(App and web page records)

=== Begin Enclosure ===

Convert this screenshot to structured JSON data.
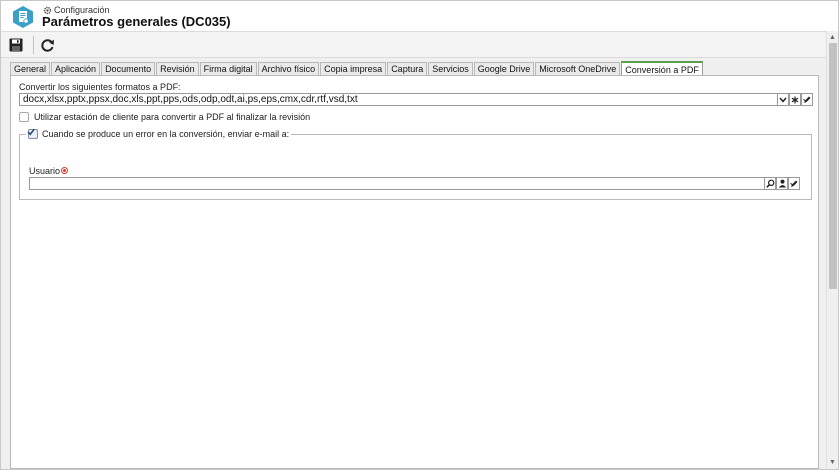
{
  "header": {
    "breadcrumb": "Configuración",
    "title": "Parámetros generales (DC035)"
  },
  "toolbar": {
    "buttons": [
      {
        "icon": "save-icon"
      },
      {
        "icon": "refresh-icon"
      }
    ]
  },
  "tabs": [
    {
      "label": "General"
    },
    {
      "label": "Aplicación"
    },
    {
      "label": "Documento"
    },
    {
      "label": "Revisión"
    },
    {
      "label": "Firma digital"
    },
    {
      "label": "Archivo físico"
    },
    {
      "label": "Copia impresa"
    },
    {
      "label": "Captura"
    },
    {
      "label": "Servicios"
    },
    {
      "label": "Google Drive"
    },
    {
      "label": "Microsoft OneDrive"
    },
    {
      "label": "Conversión a PDF",
      "active": true
    }
  ],
  "form": {
    "formats_label": "Convertir los siguientes formatos a PDF:",
    "formats_value": "docx,xlsx,pptx,ppsx,doc,xls,ppt,pps,ods,odp,odt,ai,ps,eps,cmx,cdr,rtf,vsd,txt",
    "client_station_label": "Utilizar estación de cliente para convertir a PDF al finalizar la revisión",
    "client_station_checked": false,
    "error_email_label": "Cuando se produce un error en la conversión, enviar e-mail a:",
    "error_email_checked": true,
    "user_label": "Usuario",
    "user_value": ""
  },
  "colors": {
    "app_icon": "#3aa0c8",
    "active_tab_accent": "#5a9e4a",
    "required": "#e23b2b"
  }
}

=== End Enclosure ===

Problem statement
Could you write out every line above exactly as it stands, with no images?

Output for this task
Convert this screenshot to structured JSON data.
{
  "header": {
    "breadcrumb": "Configuración",
    "title": "Parámetros generales (DC035)"
  },
  "toolbar": {
    "buttons": [
      {
        "icon": "save-icon"
      },
      {
        "icon": "refresh-icon"
      }
    ]
  },
  "tabs": [
    {
      "label": "General"
    },
    {
      "label": "Aplicación"
    },
    {
      "label": "Documento"
    },
    {
      "label": "Revisión"
    },
    {
      "label": "Firma digital"
    },
    {
      "label": "Archivo físico"
    },
    {
      "label": "Copia impresa"
    },
    {
      "label": "Captura"
    },
    {
      "label": "Servicios"
    },
    {
      "label": "Google Drive"
    },
    {
      "label": "Microsoft OneDrive"
    },
    {
      "label": "Conversión a PDF",
      "active": true
    }
  ],
  "form": {
    "formats_label": "Convertir los siguientes formatos a PDF:",
    "formats_value": "docx,xlsx,pptx,ppsx,doc,xls,ppt,pps,ods,odp,odt,ai,ps,eps,cmx,cdr,rtf,vsd,txt",
    "client_station_label": "Utilizar estación de cliente para convertir a PDF al finalizar la revisión",
    "client_station_checked": false,
    "error_email_label": "Cuando se produce un error en la conversión, enviar e-mail a:",
    "error_email_checked": true,
    "user_label": "Usuario",
    "user_value": ""
  },
  "colors": {
    "app_icon": "#3aa0c8",
    "active_tab_accent": "#5a9e4a",
    "required": "#e23b2b"
  }
}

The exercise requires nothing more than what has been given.